If you’ve not been following the Twilight franchise, Breaking Dawn part 2, the final instalment, is a bad place to start.
Thankfully, the plot is threadbare enough for newcomers to pick up pretty quickly. Here goes: there are a load of vampires with trendy haircuts living in an IKEA showroom in the woods. Two of them have a baby, Renesmee (Renesmee? Seriously?), who has, for no obvious reason, a terrifying computer generated face. It’s probably a vampire thing. There are also some werewolves and one of them has a crush on the new-born baby. Yep, on the baby. The baby’s mother is understandably flipped out but everyone else seems to be fine with it and it’s pretty much forgotten about after five minutes, which is probably for the best.

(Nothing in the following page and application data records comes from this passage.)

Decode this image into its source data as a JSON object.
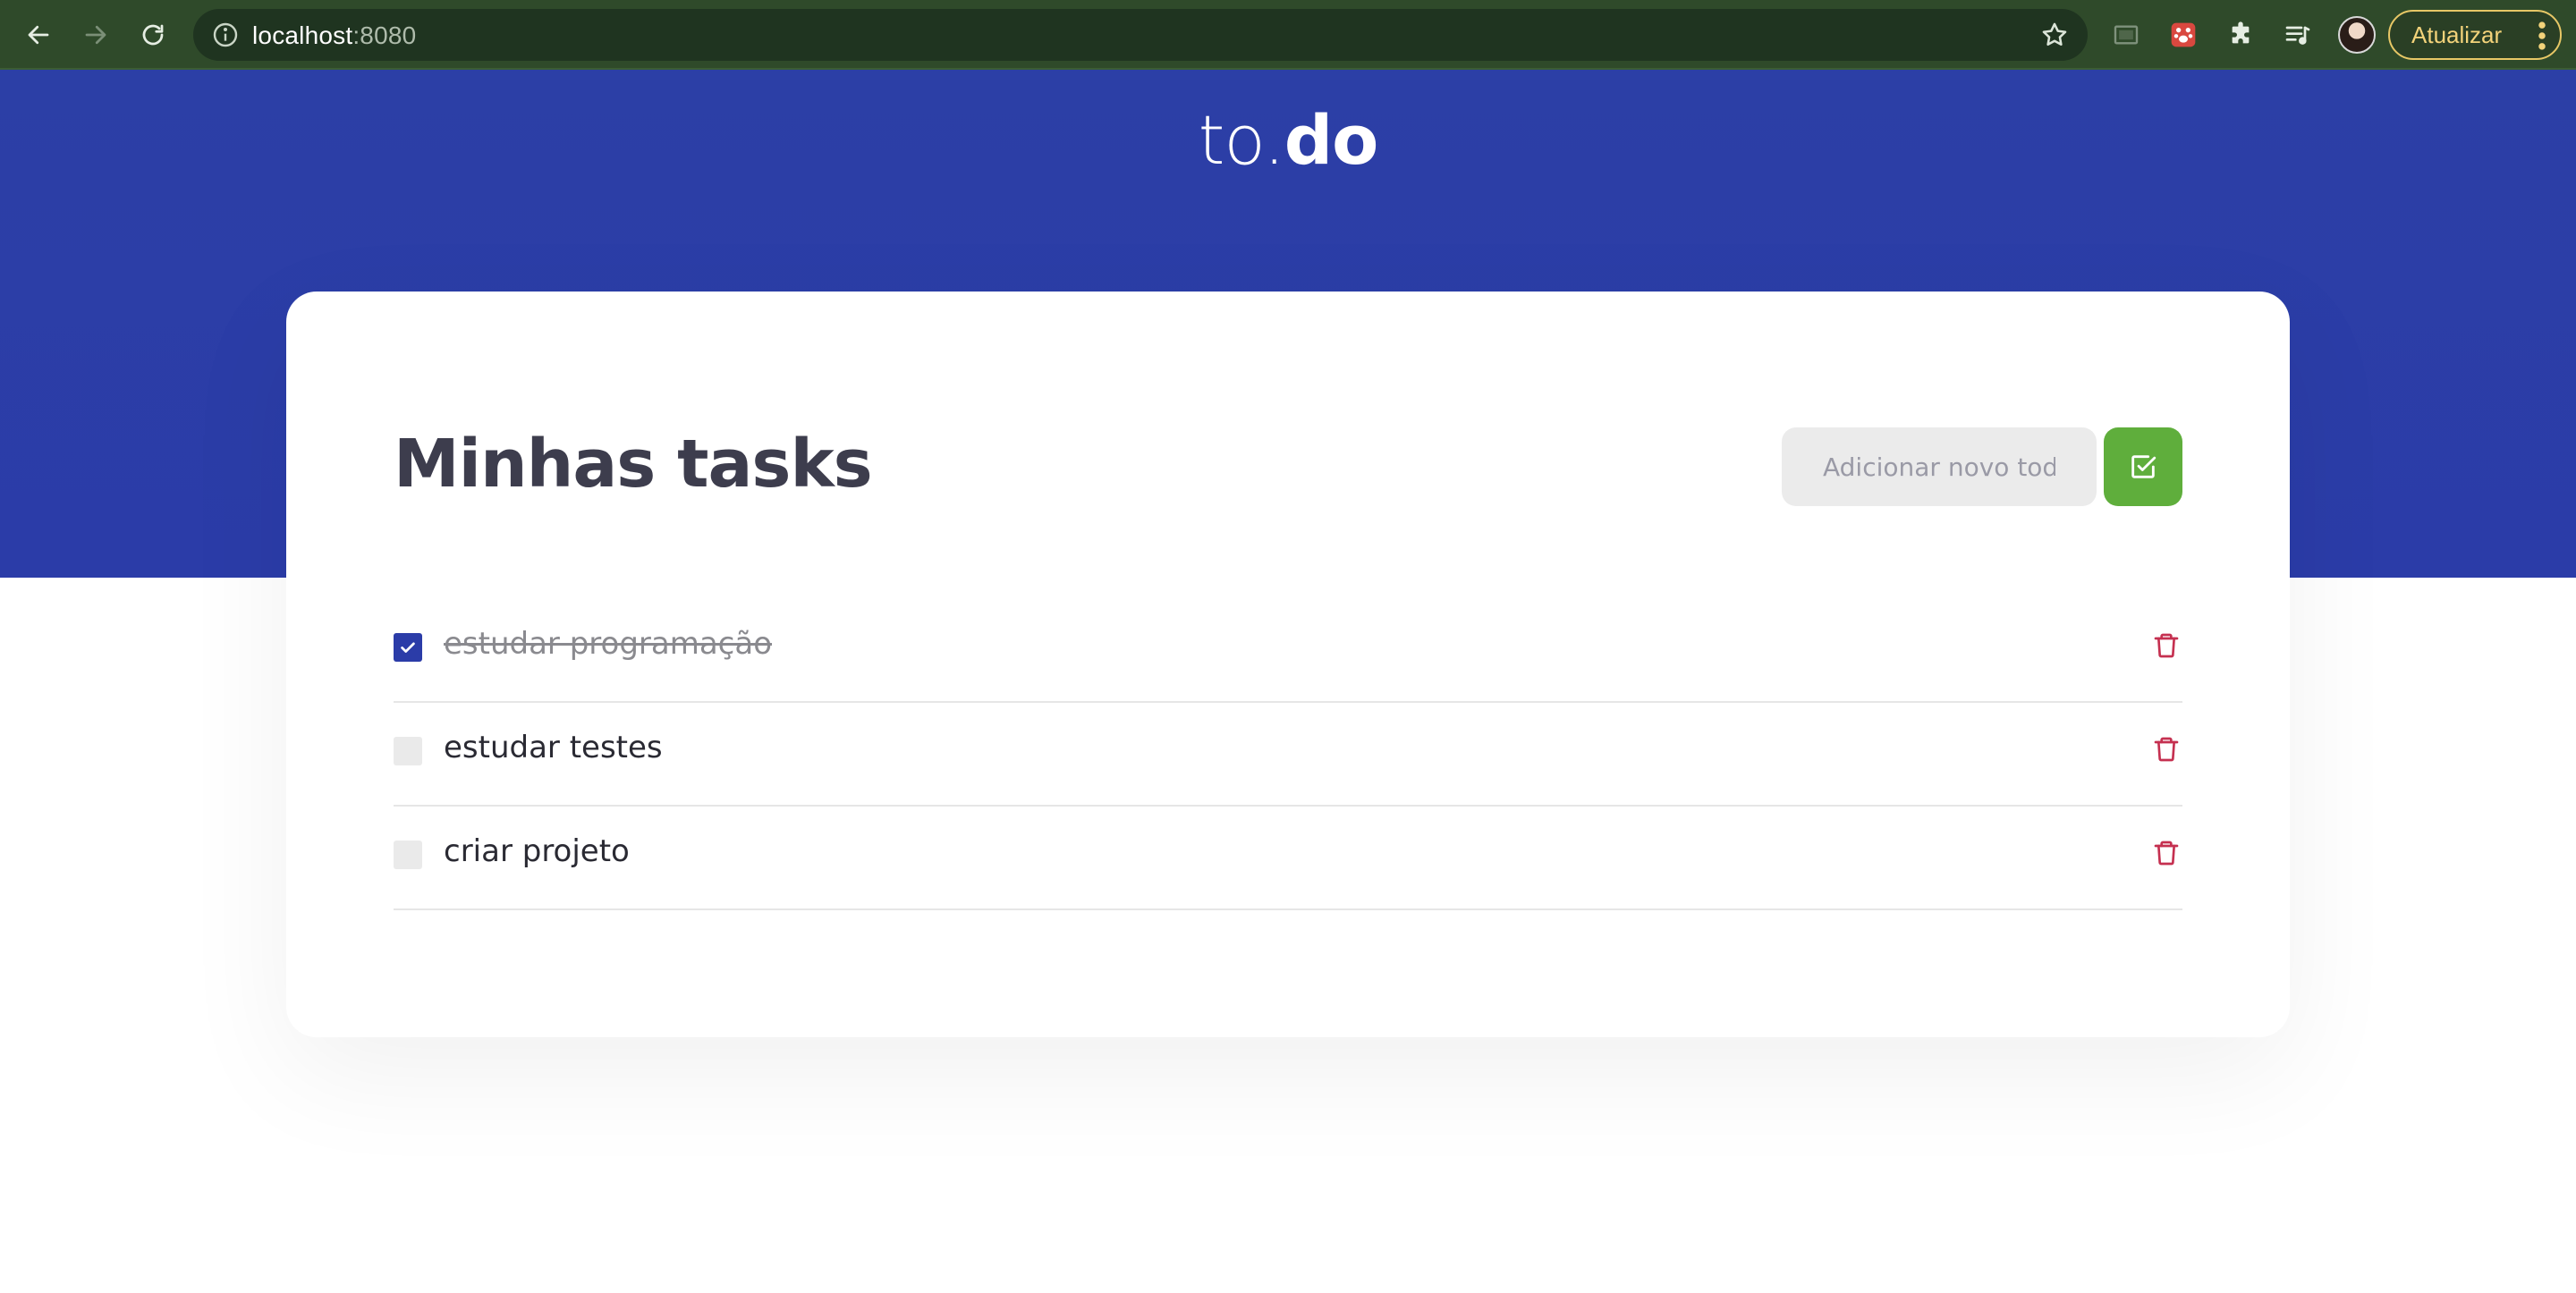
{
  "browser": {
    "url_host": "localhost",
    "url_port": ":8080",
    "update_label": "Atualizar",
    "icons": [
      "back-arrow-icon",
      "forward-arrow-icon",
      "reload-icon",
      "info-icon",
      "star-icon",
      "screen-cast-icon",
      "extension-paw-icon",
      "puzzle-extensions-icon",
      "media-queue-icon",
      "kebab-menu-icon"
    ]
  },
  "app": {
    "logo_light": "to.",
    "logo_bold": "do",
    "page_title": "Minhas tasks",
    "new_todo_placeholder": "Adicionar novo todo",
    "colors": {
      "header": "#2b3ca8",
      "add_button": "#5fae3c",
      "checked": "#2b3ca8",
      "trash": "#c53050",
      "title_text": "#3d3d4d"
    },
    "tasks": [
      {
        "title": "estudar programação",
        "done": true
      },
      {
        "title": "estudar testes",
        "done": false
      },
      {
        "title": "criar projeto",
        "done": false
      }
    ]
  }
}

Then some bad vampires, led by the brilliantly camp Michael Sheen, arrive, spoiling for a fight.
Even if you’ve been following the franchise, it’s difficult to tell which bits of arbitrarily applied vampire-lore were introduced in previous iterations and which are just so clumsily inserted you assume they must have been explained at some point. Bella, for instance, is a “shield”, who can project magic that looks a bit like the worm-holes in Donnie Darko. She just can, okay?
The problem, though, isn’t the premise – the problem is how utterly it believes in its own grandiosity. Everyone apart from Michael Sheen remains steadfastly po-faced as they reel off toe-curlingly clunky lines. Every so often director Bill Condon offers a hint that he’s in on the joke but for the most part this is pure, condensed teen angst.
Robert Pattinson has surprisingly little to do except glower moodily from under a permanently furrowed brow. Both he and Stewart have the ability to work at a far higher level (for example Cosmopolis and On the Road, respectively).
The rest of the movie is made up of a series of disjointed set pieces crowned by a big fight that, while derivative of every superhero movie from the last decade, is at least sweet relief from the lead-heavy dialogue.
Breaking Dawn part 2 is both bloated and dull, gaudy and flat. It’s a vampire movie without bite, and that is unforgivable.
First published in City A.M.